◆ Exercise goal
Below are records to be reproduced exactly and in full.

(Records for the task begins)

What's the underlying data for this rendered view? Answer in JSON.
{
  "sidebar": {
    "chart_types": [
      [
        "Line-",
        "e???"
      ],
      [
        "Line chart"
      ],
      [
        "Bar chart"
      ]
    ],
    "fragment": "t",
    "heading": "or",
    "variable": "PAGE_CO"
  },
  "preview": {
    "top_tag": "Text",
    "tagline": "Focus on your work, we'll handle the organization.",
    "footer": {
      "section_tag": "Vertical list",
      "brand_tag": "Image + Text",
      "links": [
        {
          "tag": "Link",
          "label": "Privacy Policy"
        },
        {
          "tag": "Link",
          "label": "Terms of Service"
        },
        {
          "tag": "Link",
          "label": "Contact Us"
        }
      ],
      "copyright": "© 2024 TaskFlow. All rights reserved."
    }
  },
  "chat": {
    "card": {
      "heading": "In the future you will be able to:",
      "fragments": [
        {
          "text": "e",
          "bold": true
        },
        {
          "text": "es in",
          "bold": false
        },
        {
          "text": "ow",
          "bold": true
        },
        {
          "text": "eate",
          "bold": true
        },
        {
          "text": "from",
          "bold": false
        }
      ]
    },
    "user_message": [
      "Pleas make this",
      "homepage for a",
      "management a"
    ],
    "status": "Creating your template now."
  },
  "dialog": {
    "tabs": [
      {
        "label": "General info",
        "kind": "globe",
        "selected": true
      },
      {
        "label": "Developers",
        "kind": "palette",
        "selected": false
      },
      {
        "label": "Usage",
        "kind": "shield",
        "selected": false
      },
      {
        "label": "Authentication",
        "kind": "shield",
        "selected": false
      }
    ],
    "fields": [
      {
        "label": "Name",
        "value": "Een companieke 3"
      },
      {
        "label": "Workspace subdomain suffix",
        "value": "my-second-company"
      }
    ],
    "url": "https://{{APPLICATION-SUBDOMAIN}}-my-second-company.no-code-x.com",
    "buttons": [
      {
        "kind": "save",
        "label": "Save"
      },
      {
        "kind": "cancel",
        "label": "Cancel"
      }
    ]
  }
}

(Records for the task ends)

◆ Written solution
What's the underlying data for this rendered view? Answer in JSON.
{
  "sidebar": {
    "chart_types": [
      [
        "Line-",
        "e???"
      ],
      [
        "Line chart"
      ],
      [
        "Bar chart"
      ]
    ],
    "fragment": "t",
    "heading": "or",
    "variable": "PAGE_CO"
  },
  "preview": {
    "top_tag": "Text",
    "tagline": "Focus on your work, we'll handle the organization.",
    "footer": {
      "section_tag": "Vertical list",
      "brand_tag": "Image + Text",
      "links": [
        {
          "tag": "Link",
          "label": "Privacy Policy"
        },
        {
          "tag": "Link",
          "label": "Terms of Service"
        },
        {
          "tag": "Link",
          "label": "Contact Us"
        }
      ],
      "copyright": "© 2024 TaskFlow. All rights reserved."
    }
  },
  "chat": {
    "card": {
      "heading": "In the future you will be able to:",
      "fragments": [
        {
          "text": "e",
          "bold": true
        },
        {
          "text": "es in",
          "bold": false
        },
        {
          "text": "ow",
          "bold": true
        },
        {
          "text": "eate",
          "bold": true
        },
        {
          "text": "from",
          "bold": false
        }
      ]
    },
    "user_message": [
      "Pleas make this",
      "homepage for a",
      "management a"
    ],
    "status": "Creating your template now."
  },
  "dialog": {
    "tabs": [
      {
        "label": "General info",
        "kind": "globe",
        "selected": true
      },
      {
        "label": "Developers",
        "kind": "palette",
        "selected": false
      },
      {
        "label": "Usage",
        "kind": "shield",
        "selected": false
      },
      {
        "label": "Authentication",
        "kind": "shield",
        "selected": false
      }
    ],
    "fields": [
      {
        "label": "Name",
        "value": "Een companieke 3"
      },
      {
        "label": "Workspace subdomain suffix",
        "value": "my-second-company"
      }
    ],
    "url": "https://{{APPLICATION-SUBDOMAIN}}-my-second-company.no-code-x.com",
    "buttons": [
      {
        "kind": "save",
        "label": "Save"
      },
      {
        "kind": "cancel",
        "label": "Cancel"
      }
    ]
  }
}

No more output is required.